■ **What the task asks**:
Every line of the entries below that mentions "name" is to be copied out.

Dataset records:
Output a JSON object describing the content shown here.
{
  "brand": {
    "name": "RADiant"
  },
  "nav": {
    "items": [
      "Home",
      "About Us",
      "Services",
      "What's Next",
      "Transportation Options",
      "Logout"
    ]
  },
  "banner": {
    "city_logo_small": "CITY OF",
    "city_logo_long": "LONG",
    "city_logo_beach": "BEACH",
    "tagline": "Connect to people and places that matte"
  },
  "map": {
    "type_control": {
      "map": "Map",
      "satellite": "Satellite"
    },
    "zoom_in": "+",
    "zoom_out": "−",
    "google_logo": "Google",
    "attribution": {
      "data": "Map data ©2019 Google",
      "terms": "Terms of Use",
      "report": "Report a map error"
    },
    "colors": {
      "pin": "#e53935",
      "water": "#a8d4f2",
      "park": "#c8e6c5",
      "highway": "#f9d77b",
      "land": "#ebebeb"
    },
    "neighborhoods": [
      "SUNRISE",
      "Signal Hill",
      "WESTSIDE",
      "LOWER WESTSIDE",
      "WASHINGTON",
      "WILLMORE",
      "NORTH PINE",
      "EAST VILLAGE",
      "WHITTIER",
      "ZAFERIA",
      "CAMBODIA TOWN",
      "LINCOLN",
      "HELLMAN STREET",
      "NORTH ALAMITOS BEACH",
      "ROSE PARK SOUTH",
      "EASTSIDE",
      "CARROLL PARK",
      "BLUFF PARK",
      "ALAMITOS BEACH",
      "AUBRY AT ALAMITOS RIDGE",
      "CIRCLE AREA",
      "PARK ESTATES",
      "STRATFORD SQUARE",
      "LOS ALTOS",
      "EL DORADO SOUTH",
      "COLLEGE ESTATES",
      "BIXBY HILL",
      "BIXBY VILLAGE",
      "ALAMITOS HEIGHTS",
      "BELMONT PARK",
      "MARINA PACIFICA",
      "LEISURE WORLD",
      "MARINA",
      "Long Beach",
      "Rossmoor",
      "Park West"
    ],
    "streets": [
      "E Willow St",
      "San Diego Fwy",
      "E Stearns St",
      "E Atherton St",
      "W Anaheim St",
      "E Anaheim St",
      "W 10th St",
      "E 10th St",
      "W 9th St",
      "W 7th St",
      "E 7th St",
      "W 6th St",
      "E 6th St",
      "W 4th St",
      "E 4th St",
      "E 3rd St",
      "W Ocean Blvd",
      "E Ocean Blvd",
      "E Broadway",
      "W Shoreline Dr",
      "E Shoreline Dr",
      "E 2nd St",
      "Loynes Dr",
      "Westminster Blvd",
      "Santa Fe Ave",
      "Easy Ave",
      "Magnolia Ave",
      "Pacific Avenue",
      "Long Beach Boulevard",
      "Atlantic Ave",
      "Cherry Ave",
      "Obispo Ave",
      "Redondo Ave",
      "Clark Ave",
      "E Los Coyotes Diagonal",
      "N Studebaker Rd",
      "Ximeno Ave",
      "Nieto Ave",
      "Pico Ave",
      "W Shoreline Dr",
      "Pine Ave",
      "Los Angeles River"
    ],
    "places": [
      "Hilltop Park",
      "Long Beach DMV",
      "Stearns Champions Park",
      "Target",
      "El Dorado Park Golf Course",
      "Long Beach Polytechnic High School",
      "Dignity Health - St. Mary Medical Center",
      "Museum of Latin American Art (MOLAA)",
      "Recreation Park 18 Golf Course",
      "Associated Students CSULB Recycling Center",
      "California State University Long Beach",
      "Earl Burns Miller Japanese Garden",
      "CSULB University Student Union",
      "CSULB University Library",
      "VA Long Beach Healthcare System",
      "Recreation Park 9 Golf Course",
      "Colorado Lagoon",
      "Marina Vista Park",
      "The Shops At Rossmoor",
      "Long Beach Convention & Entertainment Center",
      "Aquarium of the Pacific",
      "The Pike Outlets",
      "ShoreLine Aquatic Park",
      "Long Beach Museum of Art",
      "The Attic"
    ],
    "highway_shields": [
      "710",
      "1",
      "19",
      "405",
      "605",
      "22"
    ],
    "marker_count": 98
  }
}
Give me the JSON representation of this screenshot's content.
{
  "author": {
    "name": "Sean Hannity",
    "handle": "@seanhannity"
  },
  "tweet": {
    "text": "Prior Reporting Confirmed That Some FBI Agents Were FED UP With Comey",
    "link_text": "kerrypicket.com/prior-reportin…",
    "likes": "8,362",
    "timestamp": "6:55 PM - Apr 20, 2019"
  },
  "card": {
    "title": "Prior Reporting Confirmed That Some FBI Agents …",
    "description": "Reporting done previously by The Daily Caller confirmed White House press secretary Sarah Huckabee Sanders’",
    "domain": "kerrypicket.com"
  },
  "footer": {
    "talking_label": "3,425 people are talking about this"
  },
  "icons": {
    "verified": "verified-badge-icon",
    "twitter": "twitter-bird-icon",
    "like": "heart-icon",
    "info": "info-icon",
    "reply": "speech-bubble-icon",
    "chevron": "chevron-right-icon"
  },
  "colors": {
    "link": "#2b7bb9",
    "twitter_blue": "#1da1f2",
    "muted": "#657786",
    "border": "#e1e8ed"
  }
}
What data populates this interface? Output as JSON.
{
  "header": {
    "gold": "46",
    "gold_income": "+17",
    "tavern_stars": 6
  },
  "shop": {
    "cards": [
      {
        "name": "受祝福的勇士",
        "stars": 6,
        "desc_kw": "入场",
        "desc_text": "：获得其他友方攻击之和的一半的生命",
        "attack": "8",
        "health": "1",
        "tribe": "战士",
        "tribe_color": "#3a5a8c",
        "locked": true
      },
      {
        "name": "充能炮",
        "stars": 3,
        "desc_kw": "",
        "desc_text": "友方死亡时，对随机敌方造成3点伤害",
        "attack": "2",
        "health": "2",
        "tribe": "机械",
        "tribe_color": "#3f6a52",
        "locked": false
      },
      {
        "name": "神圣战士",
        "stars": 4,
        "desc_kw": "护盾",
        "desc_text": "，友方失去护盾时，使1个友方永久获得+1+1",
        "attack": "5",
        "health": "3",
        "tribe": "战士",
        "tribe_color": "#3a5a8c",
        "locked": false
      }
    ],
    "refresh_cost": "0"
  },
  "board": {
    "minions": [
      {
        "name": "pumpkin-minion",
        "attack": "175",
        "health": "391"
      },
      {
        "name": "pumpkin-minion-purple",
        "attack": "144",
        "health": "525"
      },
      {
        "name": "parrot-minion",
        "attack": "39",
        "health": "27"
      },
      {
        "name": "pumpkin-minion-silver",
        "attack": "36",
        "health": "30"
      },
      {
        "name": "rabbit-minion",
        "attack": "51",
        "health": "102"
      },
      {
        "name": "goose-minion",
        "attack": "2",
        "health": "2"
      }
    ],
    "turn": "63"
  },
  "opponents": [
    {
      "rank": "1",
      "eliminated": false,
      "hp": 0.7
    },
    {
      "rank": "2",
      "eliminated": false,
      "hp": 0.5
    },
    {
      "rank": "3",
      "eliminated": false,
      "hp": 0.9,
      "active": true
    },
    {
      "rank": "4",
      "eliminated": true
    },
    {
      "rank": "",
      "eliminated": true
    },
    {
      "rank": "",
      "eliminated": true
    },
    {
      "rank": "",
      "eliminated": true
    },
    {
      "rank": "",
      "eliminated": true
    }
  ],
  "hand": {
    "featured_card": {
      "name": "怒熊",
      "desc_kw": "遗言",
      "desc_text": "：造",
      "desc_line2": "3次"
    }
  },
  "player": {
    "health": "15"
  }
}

■ **Written reply**:
    "name": "RADiant"
    "name": "Sean Hannity",
        "name": "受祝福的勇士",
        "name": "充能炮",
        "name": "神圣战士",
        "name": "pumpkin-minion",
        "name": "pumpkin-minion-purple",
        "name": "parrot-minion",
        "name": "pumpkin-minion-silver",
        "name": "rabbit-minion",
        "name": "goose-minion",
      "name": "怒熊",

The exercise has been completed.